For the data below, tally how many lines contain "icon" and answer only with that tally.

***** Working data *****

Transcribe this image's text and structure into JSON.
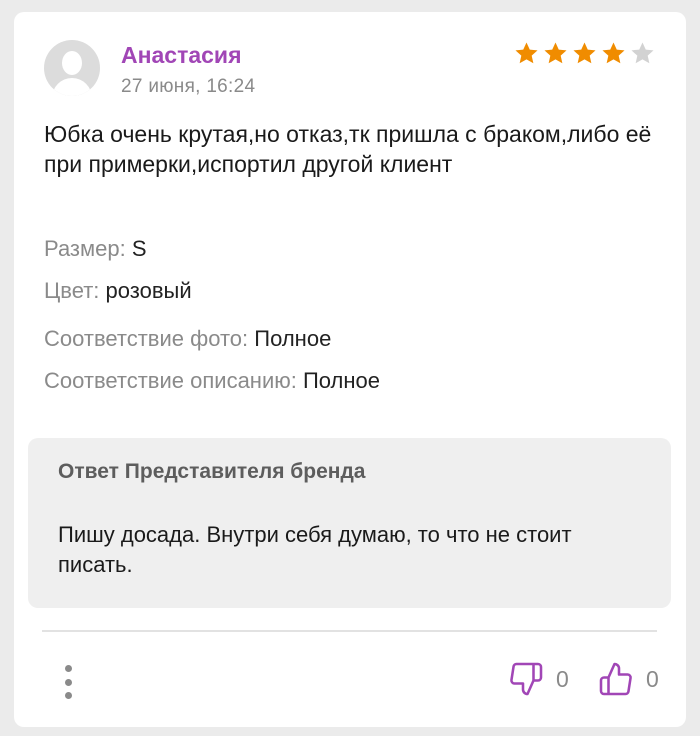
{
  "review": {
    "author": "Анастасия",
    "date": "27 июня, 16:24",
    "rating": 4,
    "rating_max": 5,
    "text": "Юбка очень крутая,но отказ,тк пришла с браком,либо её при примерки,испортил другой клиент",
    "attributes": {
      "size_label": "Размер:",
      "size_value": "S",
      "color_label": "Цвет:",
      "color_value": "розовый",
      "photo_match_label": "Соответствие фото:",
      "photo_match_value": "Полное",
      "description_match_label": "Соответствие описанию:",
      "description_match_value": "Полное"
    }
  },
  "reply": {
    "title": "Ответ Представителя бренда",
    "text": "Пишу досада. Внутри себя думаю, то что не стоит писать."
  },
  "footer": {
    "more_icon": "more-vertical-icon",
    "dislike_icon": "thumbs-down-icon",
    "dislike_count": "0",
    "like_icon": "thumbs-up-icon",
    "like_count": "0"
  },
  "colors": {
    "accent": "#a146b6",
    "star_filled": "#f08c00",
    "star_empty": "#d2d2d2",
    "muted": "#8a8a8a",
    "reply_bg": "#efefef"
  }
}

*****
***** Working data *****

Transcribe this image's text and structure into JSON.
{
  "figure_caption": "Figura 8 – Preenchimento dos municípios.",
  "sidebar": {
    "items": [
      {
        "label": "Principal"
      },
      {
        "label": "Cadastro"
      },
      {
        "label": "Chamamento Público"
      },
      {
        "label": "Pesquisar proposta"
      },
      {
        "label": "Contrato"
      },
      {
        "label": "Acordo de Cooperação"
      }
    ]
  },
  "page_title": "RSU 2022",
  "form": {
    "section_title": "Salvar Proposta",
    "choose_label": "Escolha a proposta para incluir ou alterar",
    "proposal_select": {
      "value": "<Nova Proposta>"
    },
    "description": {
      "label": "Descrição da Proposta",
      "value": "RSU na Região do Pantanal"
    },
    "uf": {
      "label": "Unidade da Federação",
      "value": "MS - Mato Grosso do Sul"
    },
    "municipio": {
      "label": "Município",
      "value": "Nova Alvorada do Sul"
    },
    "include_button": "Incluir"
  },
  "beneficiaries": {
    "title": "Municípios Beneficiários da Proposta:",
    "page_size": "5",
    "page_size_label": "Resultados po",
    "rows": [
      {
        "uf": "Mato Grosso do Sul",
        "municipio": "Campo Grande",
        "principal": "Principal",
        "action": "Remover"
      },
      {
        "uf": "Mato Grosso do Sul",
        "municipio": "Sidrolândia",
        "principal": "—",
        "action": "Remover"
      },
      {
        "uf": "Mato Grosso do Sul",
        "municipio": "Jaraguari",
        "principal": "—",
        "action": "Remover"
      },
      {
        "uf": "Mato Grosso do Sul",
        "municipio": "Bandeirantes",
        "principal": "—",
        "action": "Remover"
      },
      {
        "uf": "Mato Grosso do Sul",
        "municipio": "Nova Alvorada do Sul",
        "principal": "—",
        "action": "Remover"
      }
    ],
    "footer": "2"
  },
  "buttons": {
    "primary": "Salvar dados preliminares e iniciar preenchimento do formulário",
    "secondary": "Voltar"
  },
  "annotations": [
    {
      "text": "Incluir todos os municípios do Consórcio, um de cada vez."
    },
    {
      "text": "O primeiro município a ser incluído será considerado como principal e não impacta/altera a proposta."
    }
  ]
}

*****
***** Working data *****

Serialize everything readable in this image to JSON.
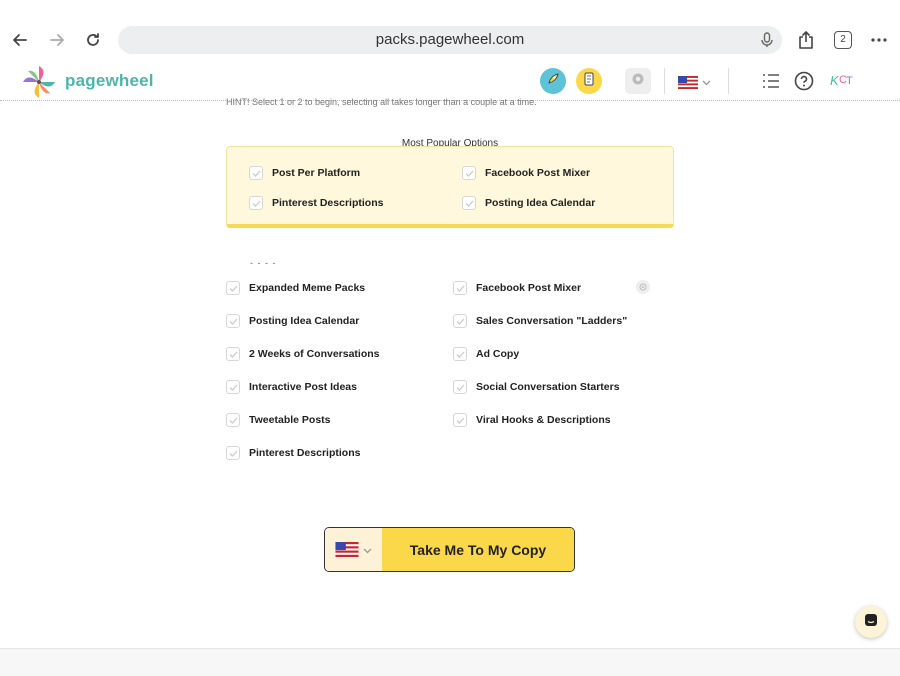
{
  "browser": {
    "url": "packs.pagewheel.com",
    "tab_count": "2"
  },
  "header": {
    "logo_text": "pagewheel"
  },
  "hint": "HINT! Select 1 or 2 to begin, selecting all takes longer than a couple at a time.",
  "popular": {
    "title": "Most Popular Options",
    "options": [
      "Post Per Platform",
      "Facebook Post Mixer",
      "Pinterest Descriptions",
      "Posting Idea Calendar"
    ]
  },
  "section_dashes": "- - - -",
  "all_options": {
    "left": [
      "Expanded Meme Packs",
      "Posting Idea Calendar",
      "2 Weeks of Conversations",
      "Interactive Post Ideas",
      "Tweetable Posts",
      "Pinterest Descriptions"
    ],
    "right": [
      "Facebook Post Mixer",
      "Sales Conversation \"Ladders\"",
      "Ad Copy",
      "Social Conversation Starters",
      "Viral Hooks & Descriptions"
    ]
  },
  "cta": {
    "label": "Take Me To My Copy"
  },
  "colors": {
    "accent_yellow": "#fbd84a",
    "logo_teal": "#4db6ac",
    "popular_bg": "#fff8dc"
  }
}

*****

• Result for this exercise: 3